In addition to habitat protection, another important aspect of conservation efforts is the monitoring and research of the Chestnut-Breasted Wren population. Scientists and researchers conduct regular surveys to assess the population size, distribution, and breeding success of the species. This data helps inform conservation strategies and allows for targeted interventions to address any threats or declines in the population. By continuously monitoring the wren’s population, conservationists can adapt their efforts to ensure the species’ survival.
Captive Breeding Programs for the Chestnut-Breasted Wren: Contributions to Species Preservation
Captive breeding programs play a crucial role in preserving endangered bird species, including the Chestnut-Breasted Wren. These programs aim to maintain a genetically diverse population in captivity as an insurance against the loss of wild populations. Carefully managed breeding pairs and facilities ensure the long-term viability of the species. Additionally, offspring from captive breeding programs have the potential to be reintroduced into suitable habitats, bolstering wild populations and aiding in their recovery.

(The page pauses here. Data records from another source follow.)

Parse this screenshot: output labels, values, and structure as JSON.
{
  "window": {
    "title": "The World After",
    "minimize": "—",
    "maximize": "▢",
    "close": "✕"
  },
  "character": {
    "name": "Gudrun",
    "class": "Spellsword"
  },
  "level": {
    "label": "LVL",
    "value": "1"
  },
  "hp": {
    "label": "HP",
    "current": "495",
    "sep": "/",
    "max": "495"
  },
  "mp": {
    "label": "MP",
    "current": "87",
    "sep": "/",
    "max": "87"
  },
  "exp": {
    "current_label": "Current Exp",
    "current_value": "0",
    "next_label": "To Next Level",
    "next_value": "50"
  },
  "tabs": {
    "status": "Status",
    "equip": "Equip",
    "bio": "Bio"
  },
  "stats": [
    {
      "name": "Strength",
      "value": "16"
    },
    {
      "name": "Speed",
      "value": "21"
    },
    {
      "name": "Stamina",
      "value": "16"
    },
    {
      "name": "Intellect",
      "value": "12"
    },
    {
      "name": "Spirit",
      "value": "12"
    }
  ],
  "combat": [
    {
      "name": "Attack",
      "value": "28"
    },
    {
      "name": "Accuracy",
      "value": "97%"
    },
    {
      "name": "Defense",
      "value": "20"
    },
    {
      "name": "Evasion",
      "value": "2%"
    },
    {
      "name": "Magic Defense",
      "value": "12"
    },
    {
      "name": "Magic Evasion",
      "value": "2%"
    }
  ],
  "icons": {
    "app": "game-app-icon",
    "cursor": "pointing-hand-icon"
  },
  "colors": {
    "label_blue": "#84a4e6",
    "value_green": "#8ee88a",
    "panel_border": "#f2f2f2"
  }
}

One of the key benefits of captive breeding programs for the Chestnut-Breasted Wren is the opportunity to study and understand the species in a controlled environment. Researchers can closely monitor the behavior, reproductive patterns, and health of the birds, which can provide valuable insights into their biology and ecology. This knowledge can then be applied to inform conservation strategies and improve the effectiveness of future breeding programs.
In addition to their conservation value, captive breeding programs also have educational benefits. Many facilities that house and breed endangered bird species, such as zoos and aviaries, offer educational programs and exhibits to raise awareness about the importance of species preservation. Visitors can learn about the threats facing the Chestnut-Breasted Wren and other endangered birds, as well as the efforts being made to protect them. This increased awareness and understanding can inspire individuals to take action and support conservation initiatives.
The Role of Citizen Science in Studying the Chestnut-Breasted Wren: How You Can Contribute
Citizen science, where members of the public contribute to scientific research, plays an important role in studying the Chestnut-Breasted Wren and other bird species. By participating in bird surveys, reporting sightings, and recording vocalizations, individuals can contribute valuable data to researchers. Birdwatchers and nature enthusiasts are encouraged to share their observations through dedicated platforms and participate in projects that monitor population trends and habitat changes. The involvement of citizen scientists greatly enhances our understanding of the Chestnut-Breasted Wren and supports conservation efforts.
In conclusion, the Chestnut-Breasted Wren is a stunning bird species with unique physical characteristics, intriguing behaviors, and a vital role in its ecosystem. By delving into its distribution, habitat, diet, breeding patterns, vocalizations, and more, we gain a comprehensive understanding of this captivating bird breed. Although facing threats to its survival, conservation efforts, including habitat protection and captive breeding programs, offer hope for the preservation and long-term survival of this remarkable bird. With continued research and the involvement of citizen scientists, we can ensure a bright future for the Chestnut-Breasted Wren and the fragile ecosystems it calls home.